** Opening Supplied material block **

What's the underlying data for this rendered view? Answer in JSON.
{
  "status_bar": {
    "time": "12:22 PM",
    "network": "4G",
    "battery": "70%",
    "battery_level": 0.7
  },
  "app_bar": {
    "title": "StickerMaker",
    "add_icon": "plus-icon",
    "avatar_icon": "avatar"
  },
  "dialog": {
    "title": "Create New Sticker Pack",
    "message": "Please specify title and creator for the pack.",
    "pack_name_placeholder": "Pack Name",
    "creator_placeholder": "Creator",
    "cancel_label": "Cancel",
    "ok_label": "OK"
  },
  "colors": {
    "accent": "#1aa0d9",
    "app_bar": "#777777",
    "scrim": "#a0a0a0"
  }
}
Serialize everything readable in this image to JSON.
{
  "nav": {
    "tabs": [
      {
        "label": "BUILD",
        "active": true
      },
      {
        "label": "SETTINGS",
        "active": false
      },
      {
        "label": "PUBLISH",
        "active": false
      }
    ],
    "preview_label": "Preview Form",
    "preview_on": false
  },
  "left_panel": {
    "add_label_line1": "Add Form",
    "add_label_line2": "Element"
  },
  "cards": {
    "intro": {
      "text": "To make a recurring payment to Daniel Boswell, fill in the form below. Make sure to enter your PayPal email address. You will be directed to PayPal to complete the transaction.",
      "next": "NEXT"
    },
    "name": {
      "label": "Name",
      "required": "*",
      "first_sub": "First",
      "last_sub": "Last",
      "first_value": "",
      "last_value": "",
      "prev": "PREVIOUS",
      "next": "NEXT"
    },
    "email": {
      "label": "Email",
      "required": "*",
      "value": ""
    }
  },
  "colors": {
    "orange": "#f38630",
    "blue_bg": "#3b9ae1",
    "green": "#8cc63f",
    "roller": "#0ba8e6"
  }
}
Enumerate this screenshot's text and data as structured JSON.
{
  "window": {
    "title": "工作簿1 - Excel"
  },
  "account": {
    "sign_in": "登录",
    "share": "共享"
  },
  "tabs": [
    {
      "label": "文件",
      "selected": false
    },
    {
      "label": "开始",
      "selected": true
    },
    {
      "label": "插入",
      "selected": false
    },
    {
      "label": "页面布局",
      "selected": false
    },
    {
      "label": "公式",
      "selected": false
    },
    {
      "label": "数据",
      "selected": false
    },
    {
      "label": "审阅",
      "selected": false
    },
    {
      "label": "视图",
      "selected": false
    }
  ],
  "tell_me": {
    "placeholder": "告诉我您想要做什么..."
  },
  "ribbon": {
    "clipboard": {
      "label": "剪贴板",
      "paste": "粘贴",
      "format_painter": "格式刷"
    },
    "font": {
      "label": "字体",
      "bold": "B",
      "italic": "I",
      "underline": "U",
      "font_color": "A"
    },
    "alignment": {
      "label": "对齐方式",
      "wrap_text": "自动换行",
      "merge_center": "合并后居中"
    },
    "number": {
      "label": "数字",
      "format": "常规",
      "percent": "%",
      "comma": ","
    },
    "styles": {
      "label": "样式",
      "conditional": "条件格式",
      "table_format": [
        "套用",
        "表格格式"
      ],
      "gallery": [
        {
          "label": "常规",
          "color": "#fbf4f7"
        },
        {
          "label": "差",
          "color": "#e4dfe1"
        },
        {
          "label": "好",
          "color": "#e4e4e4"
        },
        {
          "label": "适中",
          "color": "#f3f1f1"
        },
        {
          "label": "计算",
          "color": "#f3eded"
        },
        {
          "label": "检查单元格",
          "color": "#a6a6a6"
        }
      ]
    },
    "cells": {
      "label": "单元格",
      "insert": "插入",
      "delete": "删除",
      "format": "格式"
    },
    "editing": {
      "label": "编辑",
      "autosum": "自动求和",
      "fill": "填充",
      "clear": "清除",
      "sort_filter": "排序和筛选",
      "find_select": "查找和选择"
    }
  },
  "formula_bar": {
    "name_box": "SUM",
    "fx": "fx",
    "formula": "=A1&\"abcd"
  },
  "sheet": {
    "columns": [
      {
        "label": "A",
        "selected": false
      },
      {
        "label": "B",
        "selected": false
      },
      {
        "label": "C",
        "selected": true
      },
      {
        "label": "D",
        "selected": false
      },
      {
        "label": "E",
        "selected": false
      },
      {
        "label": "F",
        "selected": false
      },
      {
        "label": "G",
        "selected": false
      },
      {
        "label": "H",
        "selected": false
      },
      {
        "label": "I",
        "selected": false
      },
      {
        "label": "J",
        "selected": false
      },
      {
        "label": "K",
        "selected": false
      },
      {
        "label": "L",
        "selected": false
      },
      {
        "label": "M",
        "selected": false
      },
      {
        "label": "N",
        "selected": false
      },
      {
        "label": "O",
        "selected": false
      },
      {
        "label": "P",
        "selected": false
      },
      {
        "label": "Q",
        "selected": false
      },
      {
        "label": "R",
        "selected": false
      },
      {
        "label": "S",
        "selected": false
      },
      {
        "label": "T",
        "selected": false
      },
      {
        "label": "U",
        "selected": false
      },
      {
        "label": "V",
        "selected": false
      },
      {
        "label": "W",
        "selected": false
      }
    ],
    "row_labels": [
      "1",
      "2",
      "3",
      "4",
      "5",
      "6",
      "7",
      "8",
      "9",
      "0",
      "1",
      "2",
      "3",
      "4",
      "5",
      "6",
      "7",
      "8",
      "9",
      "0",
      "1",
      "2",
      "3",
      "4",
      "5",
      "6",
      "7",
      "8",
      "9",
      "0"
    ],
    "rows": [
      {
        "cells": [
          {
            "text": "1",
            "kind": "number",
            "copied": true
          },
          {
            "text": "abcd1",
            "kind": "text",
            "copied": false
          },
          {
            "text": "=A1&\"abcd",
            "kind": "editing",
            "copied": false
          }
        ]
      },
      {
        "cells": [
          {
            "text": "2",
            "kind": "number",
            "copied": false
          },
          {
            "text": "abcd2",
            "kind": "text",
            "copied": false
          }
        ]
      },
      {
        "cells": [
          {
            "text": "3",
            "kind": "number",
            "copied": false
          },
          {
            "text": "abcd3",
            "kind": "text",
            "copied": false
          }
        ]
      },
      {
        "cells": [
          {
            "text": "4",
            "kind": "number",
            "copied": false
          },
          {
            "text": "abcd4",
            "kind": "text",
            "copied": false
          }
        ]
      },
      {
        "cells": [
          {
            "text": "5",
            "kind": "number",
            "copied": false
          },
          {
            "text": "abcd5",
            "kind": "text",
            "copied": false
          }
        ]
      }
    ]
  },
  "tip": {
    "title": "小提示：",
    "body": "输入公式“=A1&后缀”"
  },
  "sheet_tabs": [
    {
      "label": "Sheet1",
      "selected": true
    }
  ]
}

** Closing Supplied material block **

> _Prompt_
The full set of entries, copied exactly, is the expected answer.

> _Response to this exercise_
What's the underlying data for this rendered view? Answer in JSON.
{
  "status_bar": {
    "time": "12:22 PM",
    "network": "4G",
    "battery": "70%",
    "battery_level": 0.7
  },
  "app_bar": {
    "title": "StickerMaker",
    "add_icon": "plus-icon",
    "avatar_icon": "avatar"
  },
  "dialog": {
    "title": "Create New Sticker Pack",
    "message": "Please specify title and creator for the pack.",
    "pack_name_placeholder": "Pack Name",
    "creator_placeholder": "Creator",
    "cancel_label": "Cancel",
    "ok_label": "OK"
  },
  "colors": {
    "accent": "#1aa0d9",
    "app_bar": "#777777",
    "scrim": "#a0a0a0"
  }
}
Serialize everything readable in this image to JSON.
{
  "nav": {
    "tabs": [
      {
        "label": "BUILD",
        "active": true
      },
      {
        "label": "SETTINGS",
        "active": false
      },
      {
        "label": "PUBLISH",
        "active": false
      }
    ],
    "preview_label": "Preview Form",
    "preview_on": false
  },
  "left_panel": {
    "add_label_line1": "Add Form",
    "add_label_line2": "Element"
  },
  "cards": {
    "intro": {
      "text": "To make a recurring payment to Daniel Boswell, fill in the form below. Make sure to enter your PayPal email address. You will be directed to PayPal to complete the transaction.",
      "next": "NEXT"
    },
    "name": {
      "label": "Name",
      "required": "*",
      "first_sub": "First",
      "last_sub": "Last",
      "first_value": "",
      "last_value": "",
      "prev": "PREVIOUS",
      "next": "NEXT"
    },
    "email": {
      "label": "Email",
      "required": "*",
      "value": ""
    }
  },
  "colors": {
    "orange": "#f38630",
    "blue_bg": "#3b9ae1",
    "green": "#8cc63f",
    "roller": "#0ba8e6"
  }
}
Enumerate this screenshot's text and data as structured JSON.
{
  "window": {
    "title": "工作簿1 - Excel"
  },
  "account": {
    "sign_in": "登录",
    "share": "共享"
  },
  "tabs": [
    {
      "label": "文件",
      "selected": false
    },
    {
      "label": "开始",
      "selected": true
    },
    {
      "label": "插入",
      "selected": false
    },
    {
      "label": "页面布局",
      "selected": false
    },
    {
      "label": "公式",
      "selected": false
    },
    {
      "label": "数据",
      "selected": false
    },
    {
      "label": "审阅",
      "selected": false
    },
    {
      "label": "视图",
      "selected": false
    }
  ],
  "tell_me": {
    "placeholder": "告诉我您想要做什么..."
  },
  "ribbon": {
    "clipboard": {
      "label": "剪贴板",
      "paste": "粘贴",
      "format_painter": "格式刷"
    },
    "font": {
      "label": "字体",
      "bold": "B",
      "italic": "I",
      "underline": "U",
      "font_color": "A"
    },
    "alignment": {
      "label": "对齐方式",
      "wrap_text": "自动换行",
      "merge_center": "合并后居中"
    },
    "number": {
      "label": "数字",
      "format": "常规",
      "percent": "%",
      "comma": ","
    },
    "styles": {
      "label": "样式",
      "conditional": "条件格式",
      "table_format": [
        "套用",
        "表格格式"
      ],
      "gallery": [
        {
          "label": "常规",
          "color": "#fbf4f7"
        },
        {
          "label": "差",
          "color": "#e4dfe1"
        },
        {
          "label": "好",
          "color": "#e4e4e4"
        },
        {
          "label": "适中",
          "color": "#f3f1f1"
        },
        {
          "label": "计算",
          "color": "#f3eded"
        },
        {
          "label": "检查单元格",
          "color": "#a6a6a6"
        }
      ]
    },
    "cells": {
      "label": "单元格",
      "insert": "插入",
      "delete": "删除",
      "format": "格式"
    },
    "editing": {
      "label": "编辑",
      "autosum": "自动求和",
      "fill": "填充",
      "clear": "清除",
      "sort_filter": "排序和筛选",
      "find_select": "查找和选择"
    }
  },
  "formula_bar": {
    "name_box": "SUM",
    "fx": "fx",
    "formula": "=A1&\"abcd"
  },
  "sheet": {
    "columns": [
      {
        "label": "A",
        "selected": false
      },
      {
        "label": "B",
        "selected": false
      },
      {
        "label": "C",
        "selected": true
      },
      {
        "label": "D",
        "selected": false
      },
      {
        "label": "E",
        "selected": false
      },
      {
        "label": "F",
        "selected": false
      },
      {
        "label": "G",
        "selected": false
      },
      {
        "label": "H",
        "selected": false
      },
      {
        "label": "I",
        "selected": false
      },
      {
        "label": "J",
        "selected": false
      },
      {
        "label": "K",
        "selected": false
      },
      {
        "label": "L",
        "selected": false
      },
      {
        "label": "M",
        "selected": false
      },
      {
        "label": "N",
        "selected": false
      },
      {
        "label": "O",
        "selected": false
      },
      {
        "label": "P",
        "selected": false
      },
      {
        "label": "Q",
        "selected": false
      },
      {
        "label": "R",
        "selected": false
      },
      {
        "label": "S",
        "selected": false
      },
      {
        "label": "T",
        "selected": false
      },
      {
        "label": "U",
        "selected": false
      },
      {
        "label": "V",
        "selected": false
      },
      {
        "label": "W",
        "selected": false
      }
    ],
    "row_labels": [
      "1",
      "2",
      "3",
      "4",
      "5",
      "6",
      "7",
      "8",
      "9",
      "0",
      "1",
      "2",
      "3",
      "4",
      "5",
      "6",
      "7",
      "8",
      "9",
      "0",
      "1",
      "2",
      "3",
      "4",
      "5",
      "6",
      "7",
      "8",
      "9",
      "0"
    ],
    "rows": [
      {
        "cells": [
          {
            "text": "1",
            "kind": "number",
            "copied": true
          },
          {
            "text": "abcd1",
            "kind": "text",
            "copied": false
          },
          {
            "text": "=A1&\"abcd",
            "kind": "editing",
            "copied": false
          }
        ]
      },
      {
        "cells": [
          {
            "text": "2",
            "kind": "number",
            "copied": false
          },
          {
            "text": "abcd2",
            "kind": "text",
            "copied": false
          }
        ]
      },
      {
        "cells": [
          {
            "text": "3",
            "kind": "number",
            "copied": false
          },
          {
            "text": "abcd3",
            "kind": "text",
            "copied": false
          }
        ]
      },
      {
        "cells": [
          {
            "text": "4",
            "kind": "number",
            "copied": false
          },
          {
            "text": "abcd4",
            "kind": "text",
            "copied": false
          }
        ]
      },
      {
        "cells": [
          {
            "text": "5",
            "kind": "number",
            "copied": false
          },
          {
            "text": "abcd5",
            "kind": "text",
            "copied": false
          }
        ]
      }
    ]
  },
  "tip": {
    "title": "小提示：",
    "body": "输入公式“=A1&后缀”"
  },
  "sheet_tabs": [
    {
      "label": "Sheet1",
      "selected": true
    }
  ]
}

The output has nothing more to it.